Items from an interface collection
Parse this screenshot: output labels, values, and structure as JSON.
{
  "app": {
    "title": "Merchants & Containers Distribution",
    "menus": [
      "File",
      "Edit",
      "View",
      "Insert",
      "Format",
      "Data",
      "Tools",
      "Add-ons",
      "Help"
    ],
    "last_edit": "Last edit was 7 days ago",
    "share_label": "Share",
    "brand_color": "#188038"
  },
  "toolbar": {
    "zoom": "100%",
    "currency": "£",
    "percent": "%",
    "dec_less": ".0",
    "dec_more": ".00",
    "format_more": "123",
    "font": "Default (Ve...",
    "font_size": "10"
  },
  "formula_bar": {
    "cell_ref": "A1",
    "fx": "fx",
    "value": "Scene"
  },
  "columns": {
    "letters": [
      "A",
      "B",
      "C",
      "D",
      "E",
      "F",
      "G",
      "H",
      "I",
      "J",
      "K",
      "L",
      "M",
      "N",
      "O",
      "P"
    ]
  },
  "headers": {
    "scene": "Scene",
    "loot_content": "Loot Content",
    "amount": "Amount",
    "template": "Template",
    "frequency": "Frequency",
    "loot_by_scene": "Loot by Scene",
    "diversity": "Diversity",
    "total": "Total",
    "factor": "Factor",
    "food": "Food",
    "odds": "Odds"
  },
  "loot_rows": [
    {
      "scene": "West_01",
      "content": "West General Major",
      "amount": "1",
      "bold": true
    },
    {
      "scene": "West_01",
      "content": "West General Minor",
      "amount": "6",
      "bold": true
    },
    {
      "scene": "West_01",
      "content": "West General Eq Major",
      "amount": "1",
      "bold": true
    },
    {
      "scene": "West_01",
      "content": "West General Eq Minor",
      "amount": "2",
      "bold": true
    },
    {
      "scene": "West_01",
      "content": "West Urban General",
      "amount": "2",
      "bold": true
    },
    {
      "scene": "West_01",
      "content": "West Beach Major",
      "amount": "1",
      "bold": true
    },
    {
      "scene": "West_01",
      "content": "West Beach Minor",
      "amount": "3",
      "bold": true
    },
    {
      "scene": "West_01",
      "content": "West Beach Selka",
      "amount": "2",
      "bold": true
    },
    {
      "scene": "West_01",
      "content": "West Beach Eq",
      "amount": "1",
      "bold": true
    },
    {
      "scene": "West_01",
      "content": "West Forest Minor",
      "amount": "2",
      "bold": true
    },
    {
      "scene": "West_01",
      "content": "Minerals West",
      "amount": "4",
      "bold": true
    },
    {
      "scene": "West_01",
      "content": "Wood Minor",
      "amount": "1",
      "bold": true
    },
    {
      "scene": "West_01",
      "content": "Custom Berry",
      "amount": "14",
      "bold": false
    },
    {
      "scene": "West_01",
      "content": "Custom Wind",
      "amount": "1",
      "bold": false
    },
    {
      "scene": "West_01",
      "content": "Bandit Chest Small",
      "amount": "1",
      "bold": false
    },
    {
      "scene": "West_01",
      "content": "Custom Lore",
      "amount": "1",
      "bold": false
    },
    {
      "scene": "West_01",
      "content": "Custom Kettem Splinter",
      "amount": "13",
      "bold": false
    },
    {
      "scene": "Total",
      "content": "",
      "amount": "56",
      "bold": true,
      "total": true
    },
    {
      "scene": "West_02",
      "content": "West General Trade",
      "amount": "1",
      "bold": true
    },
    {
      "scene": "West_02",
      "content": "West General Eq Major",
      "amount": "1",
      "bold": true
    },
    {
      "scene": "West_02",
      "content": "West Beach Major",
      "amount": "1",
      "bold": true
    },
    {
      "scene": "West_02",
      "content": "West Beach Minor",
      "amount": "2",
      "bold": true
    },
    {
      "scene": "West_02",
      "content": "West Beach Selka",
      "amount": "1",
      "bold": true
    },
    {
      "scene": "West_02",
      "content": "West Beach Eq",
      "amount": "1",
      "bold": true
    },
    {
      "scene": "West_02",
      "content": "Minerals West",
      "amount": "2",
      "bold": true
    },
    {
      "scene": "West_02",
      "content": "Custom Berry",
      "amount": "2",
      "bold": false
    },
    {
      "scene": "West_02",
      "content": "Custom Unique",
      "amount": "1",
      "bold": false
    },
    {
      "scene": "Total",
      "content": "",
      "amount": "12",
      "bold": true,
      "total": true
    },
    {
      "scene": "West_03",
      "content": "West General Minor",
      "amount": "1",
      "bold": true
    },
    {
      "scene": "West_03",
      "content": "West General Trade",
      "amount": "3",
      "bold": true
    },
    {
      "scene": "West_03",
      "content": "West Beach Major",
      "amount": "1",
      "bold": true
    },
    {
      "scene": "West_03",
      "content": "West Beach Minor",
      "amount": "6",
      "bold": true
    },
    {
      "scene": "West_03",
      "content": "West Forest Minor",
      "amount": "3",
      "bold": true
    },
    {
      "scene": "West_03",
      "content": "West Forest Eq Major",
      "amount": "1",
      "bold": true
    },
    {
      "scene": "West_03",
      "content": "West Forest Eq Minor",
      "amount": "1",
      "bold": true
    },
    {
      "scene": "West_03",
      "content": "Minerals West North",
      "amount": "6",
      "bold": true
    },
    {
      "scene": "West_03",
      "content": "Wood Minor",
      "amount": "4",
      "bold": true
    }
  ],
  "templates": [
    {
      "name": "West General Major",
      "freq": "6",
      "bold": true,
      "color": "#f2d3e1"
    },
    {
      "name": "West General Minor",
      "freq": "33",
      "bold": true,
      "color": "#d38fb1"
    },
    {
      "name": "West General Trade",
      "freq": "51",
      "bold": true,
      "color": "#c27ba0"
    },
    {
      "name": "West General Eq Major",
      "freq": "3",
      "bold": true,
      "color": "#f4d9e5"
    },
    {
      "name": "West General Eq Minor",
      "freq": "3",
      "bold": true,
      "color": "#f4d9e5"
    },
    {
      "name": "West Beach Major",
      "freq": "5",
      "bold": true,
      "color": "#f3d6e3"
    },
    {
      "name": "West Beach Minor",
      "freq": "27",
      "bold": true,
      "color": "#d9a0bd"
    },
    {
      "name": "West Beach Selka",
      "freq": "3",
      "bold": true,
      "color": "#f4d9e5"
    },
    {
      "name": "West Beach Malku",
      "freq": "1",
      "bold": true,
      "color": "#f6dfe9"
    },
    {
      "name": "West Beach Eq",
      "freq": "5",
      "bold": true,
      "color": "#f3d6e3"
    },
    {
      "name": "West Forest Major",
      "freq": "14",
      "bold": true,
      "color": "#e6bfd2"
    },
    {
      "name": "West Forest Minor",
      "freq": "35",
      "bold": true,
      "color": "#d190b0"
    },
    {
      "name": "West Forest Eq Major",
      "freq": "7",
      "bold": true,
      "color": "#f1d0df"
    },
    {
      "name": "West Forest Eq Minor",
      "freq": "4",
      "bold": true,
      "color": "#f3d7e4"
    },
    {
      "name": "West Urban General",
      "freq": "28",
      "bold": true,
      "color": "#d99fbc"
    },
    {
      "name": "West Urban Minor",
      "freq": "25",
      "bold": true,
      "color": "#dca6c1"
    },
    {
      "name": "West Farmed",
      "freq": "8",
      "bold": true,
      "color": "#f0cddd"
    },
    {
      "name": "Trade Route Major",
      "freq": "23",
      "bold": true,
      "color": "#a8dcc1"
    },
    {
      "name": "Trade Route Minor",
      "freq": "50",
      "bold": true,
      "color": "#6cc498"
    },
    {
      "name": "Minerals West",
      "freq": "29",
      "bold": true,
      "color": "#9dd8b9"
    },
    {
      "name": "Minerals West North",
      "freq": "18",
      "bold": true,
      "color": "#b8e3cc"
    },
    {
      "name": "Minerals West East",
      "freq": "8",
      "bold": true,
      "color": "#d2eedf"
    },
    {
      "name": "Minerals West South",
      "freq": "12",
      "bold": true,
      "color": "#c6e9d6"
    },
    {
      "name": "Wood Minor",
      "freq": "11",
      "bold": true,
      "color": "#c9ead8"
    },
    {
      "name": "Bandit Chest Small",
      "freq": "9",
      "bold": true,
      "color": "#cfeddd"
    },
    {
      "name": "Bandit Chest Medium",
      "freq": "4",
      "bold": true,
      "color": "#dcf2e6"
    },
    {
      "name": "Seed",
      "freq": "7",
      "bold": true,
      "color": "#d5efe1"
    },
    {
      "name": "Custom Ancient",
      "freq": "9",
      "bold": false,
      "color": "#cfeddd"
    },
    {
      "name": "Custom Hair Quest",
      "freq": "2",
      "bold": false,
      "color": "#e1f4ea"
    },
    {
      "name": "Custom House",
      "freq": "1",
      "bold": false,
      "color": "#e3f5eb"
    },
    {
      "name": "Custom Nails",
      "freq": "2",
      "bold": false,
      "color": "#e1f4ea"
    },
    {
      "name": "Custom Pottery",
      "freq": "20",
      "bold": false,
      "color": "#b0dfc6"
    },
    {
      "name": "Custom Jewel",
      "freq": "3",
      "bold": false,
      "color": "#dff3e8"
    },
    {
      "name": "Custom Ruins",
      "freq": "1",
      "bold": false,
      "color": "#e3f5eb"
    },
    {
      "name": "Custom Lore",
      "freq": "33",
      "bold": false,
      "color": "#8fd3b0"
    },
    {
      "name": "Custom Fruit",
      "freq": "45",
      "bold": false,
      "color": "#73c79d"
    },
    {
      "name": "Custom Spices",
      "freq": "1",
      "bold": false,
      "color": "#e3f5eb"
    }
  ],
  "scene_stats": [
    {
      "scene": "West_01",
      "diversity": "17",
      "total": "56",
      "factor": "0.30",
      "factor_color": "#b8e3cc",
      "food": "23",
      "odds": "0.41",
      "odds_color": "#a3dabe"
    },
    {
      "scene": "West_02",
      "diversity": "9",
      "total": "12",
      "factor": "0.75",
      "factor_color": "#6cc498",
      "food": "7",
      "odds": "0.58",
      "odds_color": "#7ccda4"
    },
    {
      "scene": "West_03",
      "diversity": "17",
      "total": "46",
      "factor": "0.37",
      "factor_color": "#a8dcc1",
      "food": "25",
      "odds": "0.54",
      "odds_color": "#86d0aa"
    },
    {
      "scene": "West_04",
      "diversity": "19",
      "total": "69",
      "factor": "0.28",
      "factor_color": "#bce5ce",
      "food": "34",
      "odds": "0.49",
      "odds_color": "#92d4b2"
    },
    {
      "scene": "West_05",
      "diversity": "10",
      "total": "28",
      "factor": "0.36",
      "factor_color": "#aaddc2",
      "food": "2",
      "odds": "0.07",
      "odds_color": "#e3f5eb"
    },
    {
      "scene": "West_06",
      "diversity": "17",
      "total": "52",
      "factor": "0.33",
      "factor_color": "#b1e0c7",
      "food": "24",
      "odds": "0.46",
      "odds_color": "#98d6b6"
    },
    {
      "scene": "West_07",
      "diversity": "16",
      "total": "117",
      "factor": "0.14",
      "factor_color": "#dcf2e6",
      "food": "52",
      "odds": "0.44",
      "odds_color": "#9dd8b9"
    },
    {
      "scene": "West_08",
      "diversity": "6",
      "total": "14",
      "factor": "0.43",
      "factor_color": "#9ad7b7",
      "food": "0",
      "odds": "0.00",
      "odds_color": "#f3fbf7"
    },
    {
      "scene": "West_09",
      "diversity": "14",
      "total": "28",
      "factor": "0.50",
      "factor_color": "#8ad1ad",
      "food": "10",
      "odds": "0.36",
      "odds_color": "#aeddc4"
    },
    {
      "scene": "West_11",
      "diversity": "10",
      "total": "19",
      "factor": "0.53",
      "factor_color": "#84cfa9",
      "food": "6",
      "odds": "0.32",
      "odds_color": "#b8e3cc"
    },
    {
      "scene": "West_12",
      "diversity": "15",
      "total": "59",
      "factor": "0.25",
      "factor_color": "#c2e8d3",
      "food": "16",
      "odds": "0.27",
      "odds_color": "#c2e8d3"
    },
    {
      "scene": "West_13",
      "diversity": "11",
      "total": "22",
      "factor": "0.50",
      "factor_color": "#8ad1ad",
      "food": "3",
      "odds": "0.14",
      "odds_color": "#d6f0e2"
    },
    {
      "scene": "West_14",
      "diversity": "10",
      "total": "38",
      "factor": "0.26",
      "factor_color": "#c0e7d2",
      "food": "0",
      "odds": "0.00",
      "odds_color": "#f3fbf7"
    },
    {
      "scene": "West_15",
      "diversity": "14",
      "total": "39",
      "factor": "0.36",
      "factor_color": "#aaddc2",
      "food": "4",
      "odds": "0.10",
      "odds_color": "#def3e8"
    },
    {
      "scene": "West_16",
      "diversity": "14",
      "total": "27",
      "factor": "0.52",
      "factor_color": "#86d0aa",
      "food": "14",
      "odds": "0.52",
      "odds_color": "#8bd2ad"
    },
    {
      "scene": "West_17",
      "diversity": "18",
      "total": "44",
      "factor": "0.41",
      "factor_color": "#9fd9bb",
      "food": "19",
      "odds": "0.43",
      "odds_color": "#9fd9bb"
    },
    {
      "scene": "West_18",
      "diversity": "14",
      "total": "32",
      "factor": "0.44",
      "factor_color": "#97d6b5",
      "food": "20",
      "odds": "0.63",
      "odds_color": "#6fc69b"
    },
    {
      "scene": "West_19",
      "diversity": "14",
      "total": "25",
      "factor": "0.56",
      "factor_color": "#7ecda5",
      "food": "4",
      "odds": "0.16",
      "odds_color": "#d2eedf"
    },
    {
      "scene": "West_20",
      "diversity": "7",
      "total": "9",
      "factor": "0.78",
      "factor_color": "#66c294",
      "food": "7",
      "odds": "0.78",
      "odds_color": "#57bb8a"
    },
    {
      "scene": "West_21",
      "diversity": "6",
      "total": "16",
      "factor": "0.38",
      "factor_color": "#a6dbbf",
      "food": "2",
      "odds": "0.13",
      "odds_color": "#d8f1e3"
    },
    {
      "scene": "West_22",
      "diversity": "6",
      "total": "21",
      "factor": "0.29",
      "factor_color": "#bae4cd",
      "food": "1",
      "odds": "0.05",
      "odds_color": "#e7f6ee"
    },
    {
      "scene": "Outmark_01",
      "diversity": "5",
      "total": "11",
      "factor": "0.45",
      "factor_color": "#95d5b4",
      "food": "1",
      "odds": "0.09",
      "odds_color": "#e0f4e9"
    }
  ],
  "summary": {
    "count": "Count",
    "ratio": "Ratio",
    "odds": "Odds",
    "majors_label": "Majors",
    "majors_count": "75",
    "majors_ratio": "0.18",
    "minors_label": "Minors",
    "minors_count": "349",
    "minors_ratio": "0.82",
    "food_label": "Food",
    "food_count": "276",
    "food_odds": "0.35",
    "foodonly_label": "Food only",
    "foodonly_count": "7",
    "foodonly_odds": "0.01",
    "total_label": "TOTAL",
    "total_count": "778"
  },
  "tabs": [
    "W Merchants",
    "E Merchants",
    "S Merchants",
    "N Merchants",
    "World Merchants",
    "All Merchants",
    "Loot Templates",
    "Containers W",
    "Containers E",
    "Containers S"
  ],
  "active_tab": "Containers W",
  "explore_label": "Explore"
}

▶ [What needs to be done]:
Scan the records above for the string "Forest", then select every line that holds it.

▶ [Solution for this problem]:
      "content": "West Forest Minor",
      "content": "West Forest Minor",
      "content": "West Forest Eq Major",
      "content": "West Forest Eq Minor",
      "name": "West Forest Major",
      "name": "West Forest Minor",
      "name": "West Forest Eq Major",
      "name": "West Forest Eq Minor",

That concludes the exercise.